29. Rothman EF, Daley N, Alder J. A pornography literacy program for adolescents. Am J Public Health. 2020;110:154–6.

30. Kumar R, Goyal A, Singh P, Bhardwaj A, Mittal A, Yadav SS. Knowledge attitude and perception of sex education among school going adolescents in Ambala district, Haryana, India: A cross-sectional study. J Clin Diagnostic Res. 2017;11:LC01–4.

31. Bello BM, Fatusi AO, Adepoju OE, Maina BW, Kabiru CW, Sommer M, et al. Adolescent and Parental Reactions to Puberty in Nigeria and Kenya: A Cross-Cultural and Intergenerational Comparison. J Adolesc Heal. 2017;61:S35–41.

32. World Health Organization. Adolescent pregnancy. Geneva: World Health Organization, 2018.

33. Pop MV, Rusu AS. The role of parents in shaping and improving the sexual health of children – Lines of developing parental sexuality education programmes. Procedia - Soc Behav Sci. 2015;209:395–401.

34. Ajibade BL. Knowledge and opinion toward sex education among selected secondary school in Ejigbo Local Government Area, Osun State, Nigeria. IOSR J Nurs Heal Sci. 2013;2:5–8.
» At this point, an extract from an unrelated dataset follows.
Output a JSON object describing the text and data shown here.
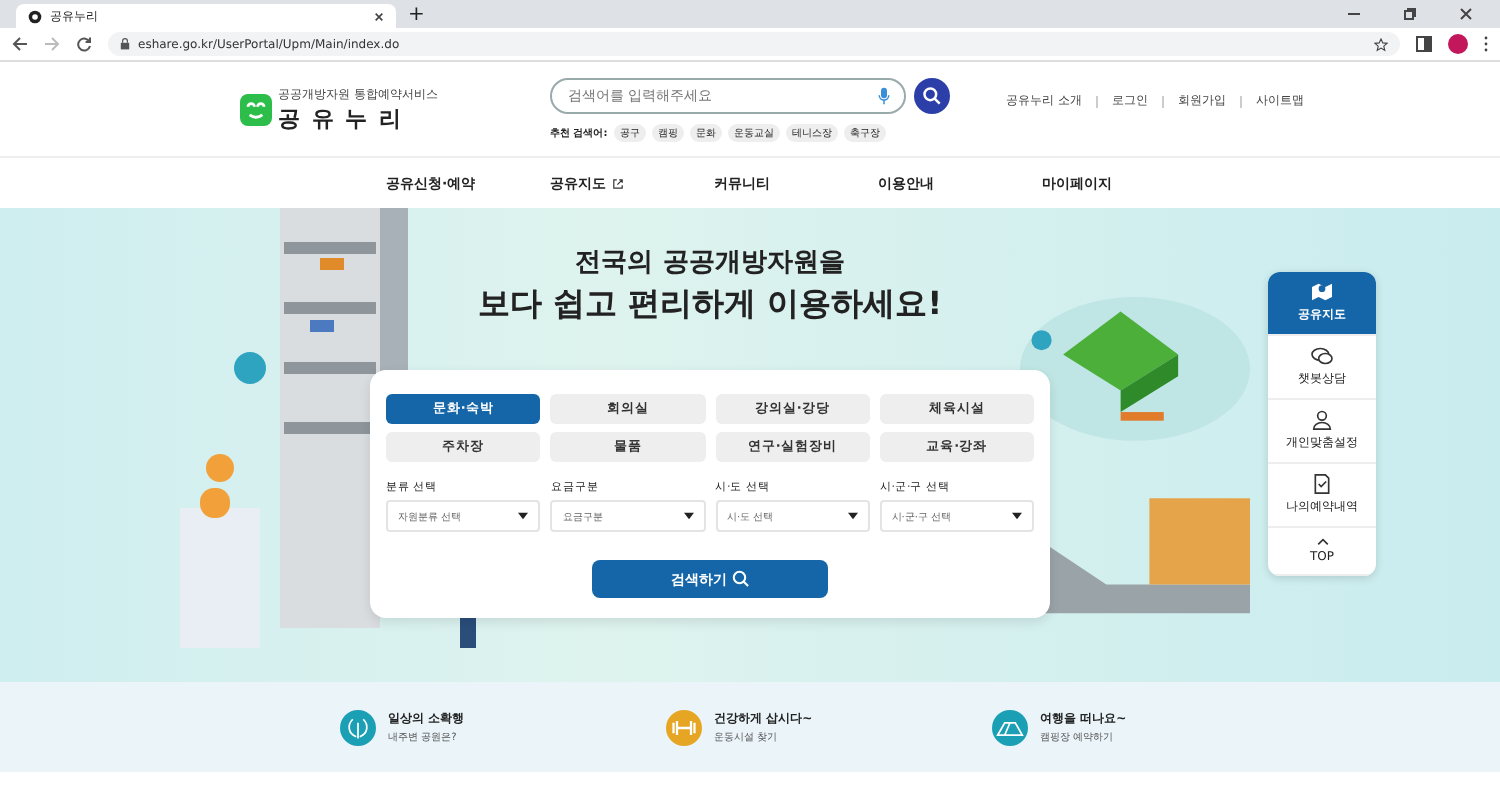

To view the content in your browser, please download Adobe Reader or, alternately,
you may Download the file to your hard drive.

NOTE: The latest versions of Adobe Reader do not support viewing PDF files within Firefox on Mac OS and if you are using a modern (Intel) Mac, there is no official plugin for viewing PDF files within the browser window.